Sometimes the cultural divide between city and country can be very stark. It can take a loud voice to be heard, or a big, bold action – like driving a mob of cattle across Bondi Beach.
Herd of Hope, the brainchild of Megan McLaughlin, is in the middle of trucking a mob of cattle – roughly 30 heifers – from Undoolya Station in Alice Springs to Bondi Beach.
The mob have driven across the country, and on Thursday night they stopped at Grong Grong.
“Grong Grong is not that big, but it’s been amazing – when we got there, there was hay and water put out for the cattle,” Ms McLaughlin said.
“People have been so supportive. And to think the cattle started at Alice Springs, so they’ve come halfway across the country. It’s been quite amazing.”
The cattle will be walked across Bondi with the help of six stockmen (and women), in the hope to raise awareness and funds for organ and tissue donation.
“I received a double transplant seven years ago, a kidney pancreas transplant,” explained Ms McLaughlin.
“I’d always lived in the bush, and when I went home – and I know I was so lucky to be able to go home – there were no services, no networks. Isolation was a key component.
“I’m hoping we can unite people who’ve had similar experiences.”
Every single one of the stock handlers on board with the Herd of Hope has been touched in some way by organ and tissue donation. Some of the stock handlers are organ recipients, like Ms
McLaughlin; others are live donors, like her father Jim Willoughby, who donated bone marrow.

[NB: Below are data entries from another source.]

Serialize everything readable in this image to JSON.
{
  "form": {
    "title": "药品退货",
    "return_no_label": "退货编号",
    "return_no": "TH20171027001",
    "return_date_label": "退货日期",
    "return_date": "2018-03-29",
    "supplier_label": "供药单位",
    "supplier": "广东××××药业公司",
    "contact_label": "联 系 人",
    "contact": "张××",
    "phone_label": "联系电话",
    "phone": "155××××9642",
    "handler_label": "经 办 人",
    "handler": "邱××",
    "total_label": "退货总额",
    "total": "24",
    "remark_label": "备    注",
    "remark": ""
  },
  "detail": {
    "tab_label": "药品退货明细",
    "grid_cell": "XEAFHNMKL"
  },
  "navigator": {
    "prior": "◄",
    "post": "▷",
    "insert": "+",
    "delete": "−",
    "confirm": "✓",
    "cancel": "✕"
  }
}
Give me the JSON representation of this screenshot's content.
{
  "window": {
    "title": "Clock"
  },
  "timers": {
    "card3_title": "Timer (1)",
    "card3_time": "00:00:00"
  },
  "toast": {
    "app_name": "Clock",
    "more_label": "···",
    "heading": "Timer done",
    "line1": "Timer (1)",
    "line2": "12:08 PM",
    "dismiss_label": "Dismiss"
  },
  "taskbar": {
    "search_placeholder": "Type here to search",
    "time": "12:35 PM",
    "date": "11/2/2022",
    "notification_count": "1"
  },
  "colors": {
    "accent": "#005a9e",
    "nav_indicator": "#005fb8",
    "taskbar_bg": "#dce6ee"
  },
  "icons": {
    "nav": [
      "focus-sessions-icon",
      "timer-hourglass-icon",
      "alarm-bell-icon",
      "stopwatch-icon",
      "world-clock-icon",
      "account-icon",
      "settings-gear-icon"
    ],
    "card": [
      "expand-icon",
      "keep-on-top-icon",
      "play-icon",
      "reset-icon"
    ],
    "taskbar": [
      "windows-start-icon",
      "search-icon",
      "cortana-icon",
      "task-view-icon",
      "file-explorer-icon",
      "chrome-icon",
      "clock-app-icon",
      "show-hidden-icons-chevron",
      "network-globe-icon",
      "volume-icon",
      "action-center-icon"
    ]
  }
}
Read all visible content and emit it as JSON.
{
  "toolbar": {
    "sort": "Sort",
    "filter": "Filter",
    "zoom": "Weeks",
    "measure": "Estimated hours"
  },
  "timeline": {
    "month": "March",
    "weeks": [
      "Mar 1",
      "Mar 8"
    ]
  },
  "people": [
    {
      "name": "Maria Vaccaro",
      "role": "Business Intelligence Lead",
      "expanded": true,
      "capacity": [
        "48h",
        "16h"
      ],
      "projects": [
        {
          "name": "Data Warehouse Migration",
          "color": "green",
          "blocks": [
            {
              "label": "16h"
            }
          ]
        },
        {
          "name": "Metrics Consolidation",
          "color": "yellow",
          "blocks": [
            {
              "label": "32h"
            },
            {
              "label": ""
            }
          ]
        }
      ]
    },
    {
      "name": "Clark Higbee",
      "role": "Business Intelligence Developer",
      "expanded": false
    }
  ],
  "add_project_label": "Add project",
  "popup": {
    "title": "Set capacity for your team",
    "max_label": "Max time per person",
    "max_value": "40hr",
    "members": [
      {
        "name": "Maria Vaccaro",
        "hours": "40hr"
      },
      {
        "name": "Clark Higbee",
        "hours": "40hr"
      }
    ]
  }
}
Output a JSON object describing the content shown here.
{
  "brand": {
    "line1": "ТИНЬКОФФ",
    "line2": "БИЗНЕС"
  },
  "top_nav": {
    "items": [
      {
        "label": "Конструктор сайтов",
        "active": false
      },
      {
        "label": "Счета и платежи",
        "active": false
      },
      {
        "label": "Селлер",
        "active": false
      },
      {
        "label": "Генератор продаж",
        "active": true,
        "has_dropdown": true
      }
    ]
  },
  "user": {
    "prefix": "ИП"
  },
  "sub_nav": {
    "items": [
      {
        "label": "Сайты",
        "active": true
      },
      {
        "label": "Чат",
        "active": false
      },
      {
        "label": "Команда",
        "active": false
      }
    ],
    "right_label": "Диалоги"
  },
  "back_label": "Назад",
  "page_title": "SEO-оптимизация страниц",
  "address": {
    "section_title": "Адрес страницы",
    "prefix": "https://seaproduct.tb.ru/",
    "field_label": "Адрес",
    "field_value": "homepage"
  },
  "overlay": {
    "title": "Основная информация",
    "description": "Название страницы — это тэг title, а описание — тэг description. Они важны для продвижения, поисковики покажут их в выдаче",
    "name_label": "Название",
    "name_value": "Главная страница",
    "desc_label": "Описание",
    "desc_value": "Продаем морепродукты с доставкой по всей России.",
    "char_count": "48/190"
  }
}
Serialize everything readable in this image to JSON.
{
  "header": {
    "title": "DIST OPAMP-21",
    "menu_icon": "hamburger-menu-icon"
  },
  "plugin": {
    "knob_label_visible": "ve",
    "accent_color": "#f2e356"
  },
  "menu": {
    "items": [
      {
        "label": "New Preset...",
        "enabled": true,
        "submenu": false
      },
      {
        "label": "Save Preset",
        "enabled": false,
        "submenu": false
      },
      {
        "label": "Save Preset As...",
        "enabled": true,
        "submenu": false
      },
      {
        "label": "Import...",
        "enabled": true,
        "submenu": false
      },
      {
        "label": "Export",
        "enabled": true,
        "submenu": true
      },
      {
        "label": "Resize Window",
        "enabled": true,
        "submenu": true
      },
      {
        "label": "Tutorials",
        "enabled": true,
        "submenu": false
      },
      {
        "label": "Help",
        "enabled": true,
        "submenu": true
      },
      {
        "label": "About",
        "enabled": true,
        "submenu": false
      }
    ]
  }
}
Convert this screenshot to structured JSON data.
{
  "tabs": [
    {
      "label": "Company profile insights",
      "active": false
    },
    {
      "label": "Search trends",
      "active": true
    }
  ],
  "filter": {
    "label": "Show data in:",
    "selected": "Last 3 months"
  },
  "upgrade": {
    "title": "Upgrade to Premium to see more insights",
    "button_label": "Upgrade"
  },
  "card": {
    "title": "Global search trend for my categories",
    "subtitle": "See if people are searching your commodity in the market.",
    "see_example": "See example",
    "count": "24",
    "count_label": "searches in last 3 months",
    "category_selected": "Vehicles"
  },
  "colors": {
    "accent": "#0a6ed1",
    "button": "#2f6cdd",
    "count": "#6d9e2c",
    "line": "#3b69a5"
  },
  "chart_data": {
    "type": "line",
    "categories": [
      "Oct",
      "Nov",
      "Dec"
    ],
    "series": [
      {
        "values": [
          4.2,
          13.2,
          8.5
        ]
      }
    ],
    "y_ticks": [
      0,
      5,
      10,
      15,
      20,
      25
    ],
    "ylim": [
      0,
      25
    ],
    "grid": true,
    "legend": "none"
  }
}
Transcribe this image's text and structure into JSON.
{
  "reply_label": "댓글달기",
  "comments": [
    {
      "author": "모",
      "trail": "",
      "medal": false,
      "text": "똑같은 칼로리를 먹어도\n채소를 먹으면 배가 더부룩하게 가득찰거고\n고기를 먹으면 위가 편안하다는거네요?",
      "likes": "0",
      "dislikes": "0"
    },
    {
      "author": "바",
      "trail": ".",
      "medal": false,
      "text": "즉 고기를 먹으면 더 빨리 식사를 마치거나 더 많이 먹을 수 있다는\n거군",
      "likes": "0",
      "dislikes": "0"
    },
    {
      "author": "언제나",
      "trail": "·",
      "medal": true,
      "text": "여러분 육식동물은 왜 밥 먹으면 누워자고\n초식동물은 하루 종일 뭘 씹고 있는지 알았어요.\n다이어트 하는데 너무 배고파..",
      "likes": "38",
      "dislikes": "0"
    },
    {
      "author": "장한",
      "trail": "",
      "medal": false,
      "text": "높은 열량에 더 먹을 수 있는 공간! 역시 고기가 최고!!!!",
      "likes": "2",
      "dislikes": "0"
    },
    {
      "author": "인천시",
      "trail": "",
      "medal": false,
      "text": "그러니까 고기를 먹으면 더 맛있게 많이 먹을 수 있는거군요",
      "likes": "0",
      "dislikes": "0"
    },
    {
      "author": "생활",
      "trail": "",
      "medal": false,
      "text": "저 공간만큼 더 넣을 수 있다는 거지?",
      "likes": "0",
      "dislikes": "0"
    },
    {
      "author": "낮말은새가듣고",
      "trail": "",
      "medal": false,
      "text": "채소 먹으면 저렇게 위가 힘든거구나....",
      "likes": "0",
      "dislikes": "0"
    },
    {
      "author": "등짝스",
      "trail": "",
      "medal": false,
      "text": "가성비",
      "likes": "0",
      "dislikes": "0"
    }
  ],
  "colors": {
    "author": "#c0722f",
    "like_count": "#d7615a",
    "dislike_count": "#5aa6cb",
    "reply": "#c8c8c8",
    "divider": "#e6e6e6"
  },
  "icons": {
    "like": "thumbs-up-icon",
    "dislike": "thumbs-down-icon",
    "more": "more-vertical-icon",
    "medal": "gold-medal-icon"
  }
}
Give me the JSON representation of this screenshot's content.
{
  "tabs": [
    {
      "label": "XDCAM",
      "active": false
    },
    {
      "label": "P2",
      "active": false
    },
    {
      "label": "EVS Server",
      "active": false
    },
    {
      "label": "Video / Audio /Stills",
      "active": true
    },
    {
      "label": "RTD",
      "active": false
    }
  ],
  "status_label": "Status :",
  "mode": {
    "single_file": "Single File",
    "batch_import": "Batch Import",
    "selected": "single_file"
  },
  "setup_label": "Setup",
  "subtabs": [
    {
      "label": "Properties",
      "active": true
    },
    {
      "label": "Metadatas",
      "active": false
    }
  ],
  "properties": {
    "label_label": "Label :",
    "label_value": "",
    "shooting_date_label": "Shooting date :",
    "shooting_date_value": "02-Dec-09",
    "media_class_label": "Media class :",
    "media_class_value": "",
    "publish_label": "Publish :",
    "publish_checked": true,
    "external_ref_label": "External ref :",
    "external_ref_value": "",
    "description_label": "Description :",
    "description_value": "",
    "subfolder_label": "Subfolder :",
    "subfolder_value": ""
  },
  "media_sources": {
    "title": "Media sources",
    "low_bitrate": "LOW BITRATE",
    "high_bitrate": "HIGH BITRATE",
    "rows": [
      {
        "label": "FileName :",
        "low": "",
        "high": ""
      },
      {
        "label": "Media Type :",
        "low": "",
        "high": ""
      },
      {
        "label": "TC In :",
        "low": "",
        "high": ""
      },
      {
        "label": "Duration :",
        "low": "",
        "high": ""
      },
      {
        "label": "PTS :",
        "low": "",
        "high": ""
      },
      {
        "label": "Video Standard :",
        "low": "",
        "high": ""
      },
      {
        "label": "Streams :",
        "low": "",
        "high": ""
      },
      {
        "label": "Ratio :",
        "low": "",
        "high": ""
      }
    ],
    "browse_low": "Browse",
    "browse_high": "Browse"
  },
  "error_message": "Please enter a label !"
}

Still, the Herd of Hope almost didn’t happen at all; the original plan was to drive a mob of cattle over the Sydney Harbour Bridge.
“The current minister, who’s a Nat, didn’t see the importance of rural health,” Ms McLaughlin said.
“But we rallied, and Waverly Council said ‘bring them to Bondi’. So we united the city and the country.
“The thing that’s been so amazing about all of this is that it’s all been volunteering and donations. The stockmen have volunteered their time; the cattle were donated by Bernie Hayes from Undoolya Station. That’s how we still work in the country; we volunteer.”
In Australia, there are 1,400 people on the waiting list for organ and tissue donation at any time.
In 2017, 510 deceased organ donors gave 1,402 people a new lease on life.
“Approximately one in three Australians who receive a donor organ are located regionally. Many donor families are located in the regions,” Ms McLaughlin said.
“People need that support and it would be quite nice to spread it around. Fifty-three people die each year on the transplant list. We’re such a generous country but we’re not helping our mates.”
Each heifer on the truck can be sponsored. The funds raised by the Herd of Hope will go specifically towards organ donation services to the regions, including establishing regional transplant and donor family care nurses and providing therapy for families and recipients.
However, according to Ms McLaughlin, the organisation hopes to go a little further.
“They’re all breeding heifers, so we’re going to hold on to them and breed from them, and we’ll use the money for camps. It’s a world first.
“Kids who’ve been affected by organ and tissue donation will go to a station for three days, and get to be in charge. We’re hoping we can have one counsellor for every two kids.”
The Herd of Hope is aiming to be on Bondi Beach by dawn March 17.